Operation Theater
Operation Theater during the 19th Century

In the mornings when I arrive at the operation theaters, I see a list of different surgeries happening that day. There may be a cholecystectomy in one room, or a knee replacement surgery in another, a thyroidectomy happening now, or a brain biopsy scheduled in a few hours. If I hadn’t seen a particular surgery before, I can decide to scrub in and see it. Almost all the surgeons I have met in the operation theaters thus far have been very nice and welcoming in having a medical student walk in to see them work.

In my experience these past two months so far, the name “operation theater” lives up quite to its name. Going to the surgical theater is a lot like going to a movie theater and picking out which show to see. As I don’t watch a lot of movies nowadays, coming to the operation theater is my way of seeing something new and intriguing on my surgery rotation. Should I first see the long epic drama of the femoral-popliteal bypass graft or the short but graphic action blockbuster of the below knee amputation? Or perhaps I’m in the mood for a mystery flick: the exploratory laparotomy.

Old Operating Theatre Museum in London. Photo by Mike Peel.
Old Operation Theatre Museum in London. Photo by Mike Peel.

It’s no accident that in the UK, what we Americans call the “operation room” is what the British call the “operation theatre.” Historically in the 19th century, surgeries in England were performed on a stage surrounded by an audience of spectators who were curious to watch. This was before the development of modern sterilization techniques, anaesthesia, or even sterile surgical gloves, and the surgeons of the day would perform the procedures in their street clothes with just a white apron to shield them from blood stains. They would have to work quickly and swiftly to minimize the duration of pain on patients who are often fully awake. Although all of this dramatic showmanship and spectator seating have since been done away with with the development of modern standards of hygiene and privacy, the term “theater” still lingers today in the UK in reference to the “operation room.”  Today, if you come to London for clinical rotations, you can still visit some of the world’s oldest surviving operation theaters, now converted into museums.

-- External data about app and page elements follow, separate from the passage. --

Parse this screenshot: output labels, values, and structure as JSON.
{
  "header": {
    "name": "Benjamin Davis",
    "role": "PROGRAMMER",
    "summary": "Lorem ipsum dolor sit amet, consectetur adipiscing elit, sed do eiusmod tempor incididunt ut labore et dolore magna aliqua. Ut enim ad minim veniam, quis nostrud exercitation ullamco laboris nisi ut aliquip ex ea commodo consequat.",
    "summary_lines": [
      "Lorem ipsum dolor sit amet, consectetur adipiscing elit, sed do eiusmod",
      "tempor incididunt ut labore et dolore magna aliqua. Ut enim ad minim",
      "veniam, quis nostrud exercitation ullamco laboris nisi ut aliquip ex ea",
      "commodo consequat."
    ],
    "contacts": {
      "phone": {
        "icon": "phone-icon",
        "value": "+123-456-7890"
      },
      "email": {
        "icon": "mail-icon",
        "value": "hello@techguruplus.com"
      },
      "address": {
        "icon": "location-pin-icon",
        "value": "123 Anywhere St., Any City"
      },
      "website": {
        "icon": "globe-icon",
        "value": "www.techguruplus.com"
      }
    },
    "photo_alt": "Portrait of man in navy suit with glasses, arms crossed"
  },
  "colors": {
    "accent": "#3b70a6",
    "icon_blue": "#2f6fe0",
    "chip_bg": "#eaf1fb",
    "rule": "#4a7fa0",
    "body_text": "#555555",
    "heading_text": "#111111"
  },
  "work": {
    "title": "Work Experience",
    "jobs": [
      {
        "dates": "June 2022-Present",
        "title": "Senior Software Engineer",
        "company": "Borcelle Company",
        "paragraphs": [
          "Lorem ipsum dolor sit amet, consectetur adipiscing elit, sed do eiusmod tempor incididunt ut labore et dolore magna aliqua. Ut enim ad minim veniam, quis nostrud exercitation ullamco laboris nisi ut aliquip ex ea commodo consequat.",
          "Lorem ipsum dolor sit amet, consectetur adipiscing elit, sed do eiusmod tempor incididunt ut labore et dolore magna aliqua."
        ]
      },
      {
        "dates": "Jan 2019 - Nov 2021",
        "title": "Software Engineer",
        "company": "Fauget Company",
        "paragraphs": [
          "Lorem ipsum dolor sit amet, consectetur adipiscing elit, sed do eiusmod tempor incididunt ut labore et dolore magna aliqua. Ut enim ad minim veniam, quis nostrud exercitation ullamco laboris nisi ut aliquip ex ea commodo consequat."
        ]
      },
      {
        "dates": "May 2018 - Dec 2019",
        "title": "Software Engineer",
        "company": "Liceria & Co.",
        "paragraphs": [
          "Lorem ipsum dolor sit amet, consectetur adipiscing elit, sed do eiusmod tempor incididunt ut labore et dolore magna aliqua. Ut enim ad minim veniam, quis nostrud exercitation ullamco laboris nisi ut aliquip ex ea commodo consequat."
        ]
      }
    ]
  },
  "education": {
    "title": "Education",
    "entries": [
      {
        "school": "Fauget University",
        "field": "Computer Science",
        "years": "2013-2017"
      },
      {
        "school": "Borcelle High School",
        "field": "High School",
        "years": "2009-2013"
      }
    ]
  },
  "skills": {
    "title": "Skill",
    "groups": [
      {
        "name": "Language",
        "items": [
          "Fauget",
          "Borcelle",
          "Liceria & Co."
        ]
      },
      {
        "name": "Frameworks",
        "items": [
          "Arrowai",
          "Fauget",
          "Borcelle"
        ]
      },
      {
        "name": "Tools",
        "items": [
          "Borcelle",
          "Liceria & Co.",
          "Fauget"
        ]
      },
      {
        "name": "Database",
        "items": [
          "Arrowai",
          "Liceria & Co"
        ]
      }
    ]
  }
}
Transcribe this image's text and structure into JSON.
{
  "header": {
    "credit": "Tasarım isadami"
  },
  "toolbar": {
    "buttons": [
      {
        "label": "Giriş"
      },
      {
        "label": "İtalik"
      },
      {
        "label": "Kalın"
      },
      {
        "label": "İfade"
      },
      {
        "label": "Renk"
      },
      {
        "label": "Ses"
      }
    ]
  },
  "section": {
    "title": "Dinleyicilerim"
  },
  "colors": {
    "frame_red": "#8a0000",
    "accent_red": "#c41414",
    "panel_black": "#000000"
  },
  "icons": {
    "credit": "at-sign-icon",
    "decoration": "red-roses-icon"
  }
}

I’m grateful to be doing my surgery rotation in the UK, one of the historical centers of surgery. Several of the major players in the history of modern surgery were British, like Joseph Lister, who pioneered the use of antiseptics in surgery in the mid 1800s, or Lawson Tait, often considered the father of gynecological surgery. At Queen’s Hospital, the hours have been reasonable and curriculum very flexible, and most attendings like teaching students. You could easily walk into a surgical theater, ask if you could observe or follow the doctor, and most doctors would be more than happy to have you observe and participate. Because of this, I’ve seen quite a variety of surgeries in diverse specialties, such as ortho/trauma, gyne, ENT, GI, vascular, and neurosurgery. I’ve also spent time in anaesthesiology, seeing the “other side” of the patient during surgery, as well as a day in the endoscopy clinic because I hadn’t had the chance to see one before in my previous rotations. The educational opportunities abound here. Being a student here is like being handed a special ticket (which I have to say we do pay a lot for) for unlimited showings at a movie theater. It’s up to us as to how to make use of that ticket.